NEW RISKS, OLD WELFARE Japanese university students, work-related anxieties and sources of support
Not unlike many European societies in the 1970s and 1980s, Japan went through a rapid process of postindustrialization in the 1990s and 2000s. Whilst the implications were wide-ranging, young (would-be) labour market entrants were among the most affected groups: youth unemployment more than doubled, as did the prevalence of non-standard employment. Simultaneously, how to remain in employment and achieve work-life balance became serious concerns for women especially. This article builds on existing research as well as interviews with 38 university students in Kyoto to capture key features of such 'new risks' in Japan. Alongside intriguing gender and class differences, we find that the short- and long-term anxieties many students face have not yet been countered with public policy innovations. Emerging support measures outside the context of the family and the company remain not only inadequate but also largely unknown to students.
Youth, Risk, Post-industrialization, University students, Employment, School-to-work transition, Work-life balance
Research Institute for Economics and Business Administration
Rokkodai-cho, Nada-ku, Kobe
& Green Templeton College, University of Oxford

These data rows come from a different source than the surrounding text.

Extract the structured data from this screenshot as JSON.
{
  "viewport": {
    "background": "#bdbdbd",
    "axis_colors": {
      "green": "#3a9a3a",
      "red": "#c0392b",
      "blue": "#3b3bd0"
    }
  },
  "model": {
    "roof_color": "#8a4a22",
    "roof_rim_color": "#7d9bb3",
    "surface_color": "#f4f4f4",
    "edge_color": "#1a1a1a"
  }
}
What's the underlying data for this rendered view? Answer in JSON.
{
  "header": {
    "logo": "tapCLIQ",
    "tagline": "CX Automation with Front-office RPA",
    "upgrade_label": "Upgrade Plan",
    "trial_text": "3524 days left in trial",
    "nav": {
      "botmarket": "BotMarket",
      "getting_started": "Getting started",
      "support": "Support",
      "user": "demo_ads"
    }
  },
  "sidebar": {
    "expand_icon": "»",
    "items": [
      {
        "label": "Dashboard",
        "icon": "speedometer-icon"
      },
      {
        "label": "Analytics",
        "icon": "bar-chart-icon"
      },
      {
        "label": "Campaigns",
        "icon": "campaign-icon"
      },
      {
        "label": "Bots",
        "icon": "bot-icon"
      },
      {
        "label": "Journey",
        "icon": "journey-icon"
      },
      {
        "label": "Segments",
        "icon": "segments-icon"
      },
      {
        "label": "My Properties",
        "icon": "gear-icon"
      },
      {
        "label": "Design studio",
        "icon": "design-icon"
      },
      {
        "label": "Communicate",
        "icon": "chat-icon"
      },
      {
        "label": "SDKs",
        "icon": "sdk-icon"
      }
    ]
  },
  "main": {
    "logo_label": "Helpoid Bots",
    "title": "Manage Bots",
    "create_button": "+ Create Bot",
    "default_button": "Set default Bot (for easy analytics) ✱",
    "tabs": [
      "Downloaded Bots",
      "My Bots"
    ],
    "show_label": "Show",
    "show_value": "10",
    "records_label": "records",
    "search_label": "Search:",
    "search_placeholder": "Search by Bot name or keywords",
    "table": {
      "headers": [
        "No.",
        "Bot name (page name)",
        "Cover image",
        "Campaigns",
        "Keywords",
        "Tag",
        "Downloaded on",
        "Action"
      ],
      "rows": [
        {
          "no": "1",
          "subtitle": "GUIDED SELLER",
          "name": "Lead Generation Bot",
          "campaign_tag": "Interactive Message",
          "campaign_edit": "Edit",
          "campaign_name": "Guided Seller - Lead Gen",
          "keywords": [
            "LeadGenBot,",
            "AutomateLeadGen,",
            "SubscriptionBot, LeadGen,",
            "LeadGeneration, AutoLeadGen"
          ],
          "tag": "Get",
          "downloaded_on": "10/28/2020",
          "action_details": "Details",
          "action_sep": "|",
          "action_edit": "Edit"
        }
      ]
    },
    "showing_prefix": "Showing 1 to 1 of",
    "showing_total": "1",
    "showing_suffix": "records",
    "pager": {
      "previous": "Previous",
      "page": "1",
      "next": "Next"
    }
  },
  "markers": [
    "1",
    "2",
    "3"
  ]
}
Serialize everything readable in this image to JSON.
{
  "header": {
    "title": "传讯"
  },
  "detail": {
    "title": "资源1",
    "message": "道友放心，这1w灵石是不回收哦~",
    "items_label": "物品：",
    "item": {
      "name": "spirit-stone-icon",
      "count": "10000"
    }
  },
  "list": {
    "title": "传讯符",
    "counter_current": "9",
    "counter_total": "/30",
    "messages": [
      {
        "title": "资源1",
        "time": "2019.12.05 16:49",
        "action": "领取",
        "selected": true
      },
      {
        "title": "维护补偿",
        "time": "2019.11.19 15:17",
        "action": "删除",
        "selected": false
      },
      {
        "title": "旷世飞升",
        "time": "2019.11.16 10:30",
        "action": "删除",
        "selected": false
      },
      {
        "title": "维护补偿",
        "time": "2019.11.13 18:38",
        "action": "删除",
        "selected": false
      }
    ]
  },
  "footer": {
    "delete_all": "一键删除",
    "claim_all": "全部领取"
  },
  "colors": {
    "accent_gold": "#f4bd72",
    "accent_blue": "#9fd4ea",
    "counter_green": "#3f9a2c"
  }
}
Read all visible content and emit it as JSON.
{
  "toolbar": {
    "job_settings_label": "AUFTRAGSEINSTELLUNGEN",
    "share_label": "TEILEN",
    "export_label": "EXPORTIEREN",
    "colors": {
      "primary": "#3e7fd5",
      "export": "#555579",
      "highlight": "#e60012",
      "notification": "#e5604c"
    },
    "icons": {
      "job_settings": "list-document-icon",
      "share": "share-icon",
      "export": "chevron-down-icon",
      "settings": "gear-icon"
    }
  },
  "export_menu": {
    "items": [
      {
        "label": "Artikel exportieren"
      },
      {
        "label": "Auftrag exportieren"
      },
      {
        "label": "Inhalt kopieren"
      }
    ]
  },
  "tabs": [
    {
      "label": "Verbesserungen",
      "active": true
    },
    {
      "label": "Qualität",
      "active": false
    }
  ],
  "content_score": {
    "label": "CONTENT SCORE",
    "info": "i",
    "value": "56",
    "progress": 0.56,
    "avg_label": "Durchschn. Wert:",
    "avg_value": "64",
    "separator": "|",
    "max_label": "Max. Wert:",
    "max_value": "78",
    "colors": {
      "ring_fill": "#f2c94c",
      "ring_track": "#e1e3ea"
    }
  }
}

Graduate School of Sociology, Ritsumeikan University
Faculty of Policy Studies, Doshisha University